Residents can take measures to promote safety for lives and property
WEST RICHLAND, WASH. – Recent rains in the West Richland area mean lush vegetation–a boon for gardens but a potential hazard when conditions dry out and tall grasses become a fire fuel source. According to the U.S. Fire Administration, up to 45% of Washington state is wildland urban interface (WUI) areas where developed land joins grasslands that are particularly prone to wildland fires.
“Late rains this season could leave residents off guard when it comes to ensuring their homes and property are prepped for fire safety,” says Fire Chief Paul Carlyle. “Dry months are here, and that puts lives and property at risk.”

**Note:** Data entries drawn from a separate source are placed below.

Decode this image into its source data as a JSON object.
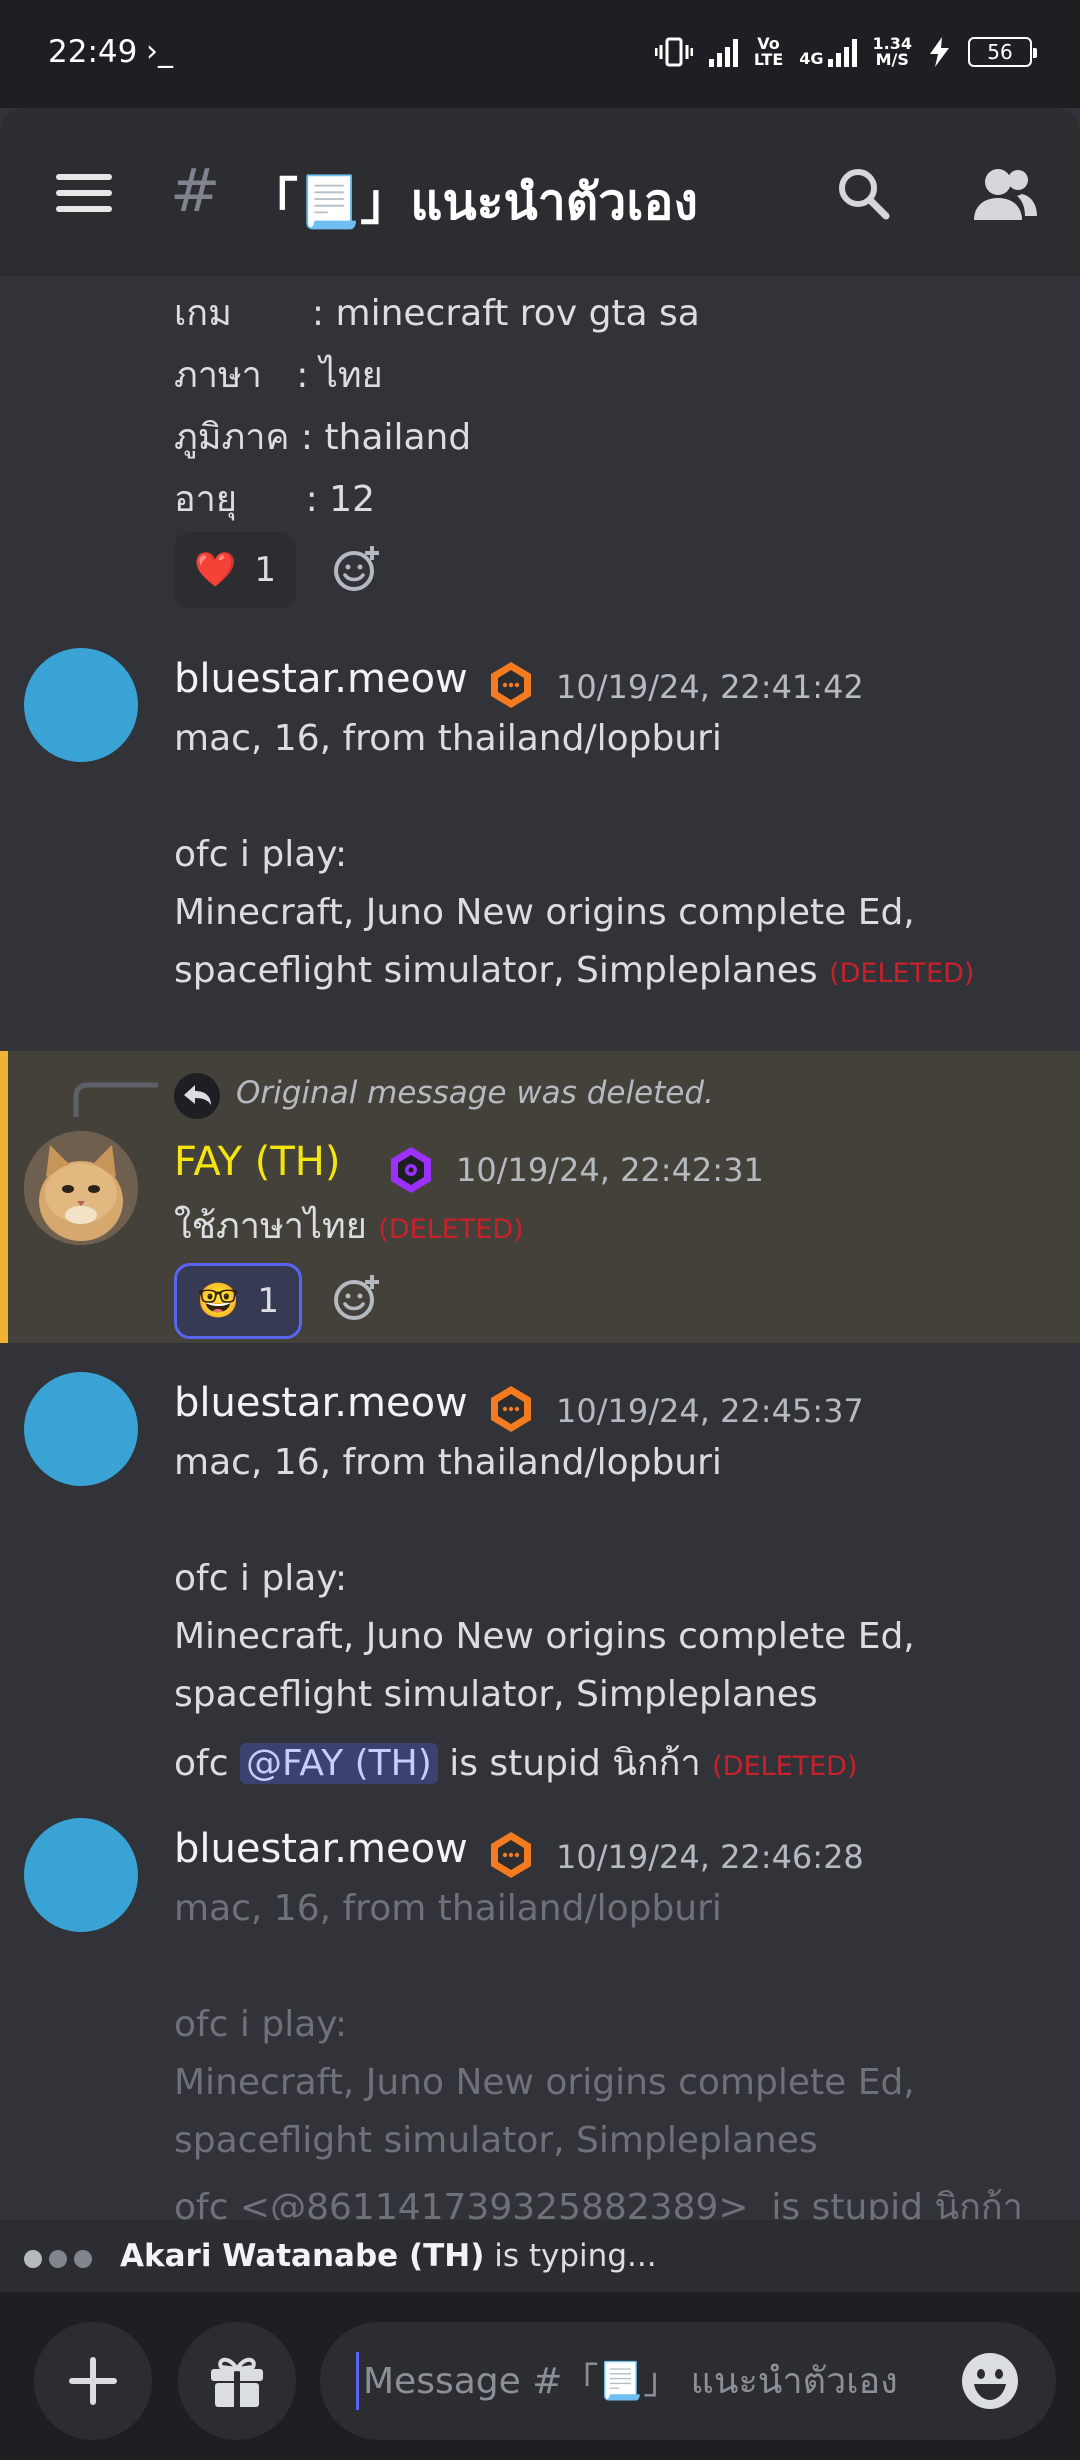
{
  "status": {
    "time": "22:49",
    "prompt": "›_",
    "net1": "Vo\nLTE",
    "net2": "4G",
    "speed": "1.34\nM/S",
    "battery": "56"
  },
  "header": {
    "channel_title": "「📃」แนะนำตัวเอง"
  },
  "top_message": {
    "lines": [
      "เกม       : minecraft rov gta sa",
      "ภาษา   : ไทย",
      "ภูมิภาค : thailand",
      "อายุ      : 12"
    ],
    "reaction": {
      "emoji": "❤️",
      "count": "1"
    }
  },
  "messages": [
    {
      "username": "bluestar.meow",
      "timestamp": "10/19/24, 22:41:42",
      "lines": [
        "mac, 16, from thailand/lopburi",
        "",
        "ofc i play:",
        "Minecraft, Juno New origins complete Ed,",
        "spaceflight simulator, Simpleplanes"
      ],
      "deleted_tag": "(DELETED)"
    },
    {
      "reply_note": "Original message was deleted.",
      "username": "FAY (TH)",
      "timestamp": "10/19/24, 22:42:31",
      "text": "ใช้ภาษาไทย",
      "deleted_tag": "(DELETED)",
      "reaction": {
        "emoji": "🤓",
        "count": "1"
      }
    },
    {
      "username": "bluestar.meow",
      "timestamp": "10/19/24, 22:45:37",
      "lines": [
        "mac, 16, from thailand/lopburi",
        "",
        "ofc i play:",
        "Minecraft, Juno New origins complete Ed,",
        "spaceflight simulator, Simpleplanes"
      ],
      "last_prefix": "ofc",
      "mention": "@FAY (TH)",
      "last_suffix": " is stupid นิกก้า",
      "deleted_tag": "(DELETED)"
    },
    {
      "username": "bluestar.meow",
      "timestamp": "10/19/24, 22:46:28",
      "lines": [
        "mac, 16, from thailand/lopburi",
        "",
        "ofc i play:",
        "Minecraft, Juno New origins complete Ed,",
        "spaceflight simulator, Simpleplanes",
        "ofc <@861141739325882389>  is stupid นิกก้า"
      ]
    }
  ],
  "typing": {
    "user": "Akari Watanabe (TH)",
    "suffix": " is typing..."
  },
  "composer": {
    "placeholder": "Message #「📃」 แนะนำตัวเอง"
  },
  "colors": {
    "accent": "#5865f2",
    "deleted": "#c9212b",
    "highlight_bar": "#f0b232",
    "fay_name": "#f5e50c",
    "avatar": "#3aa3d6"
  }
}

A little work now can reduce the risk of damage to your property by wildland fires. Simple tips include keeping lawns mowed and watered, pruning or removing combustible trees and shrubs, regularly cleaning gutters and roofs of debris, and moving potential hazards like wood piles at least 30 feet away from your home. For more tips, visit www.bcfd4.org.
Benton County Fire District 4 is preparing for a busy season after a 22% increase in call volumes last year. Recently, the Board of Fire Commissioners unanimously passed a resolution to place a lid lift for emergency medical service on the August 2, 2022 Primary Election ballot. Funding from the levy would be used to hire three additional firefighters/paramedics and emergency medical technicians to respond to emergencies, including wildland fires.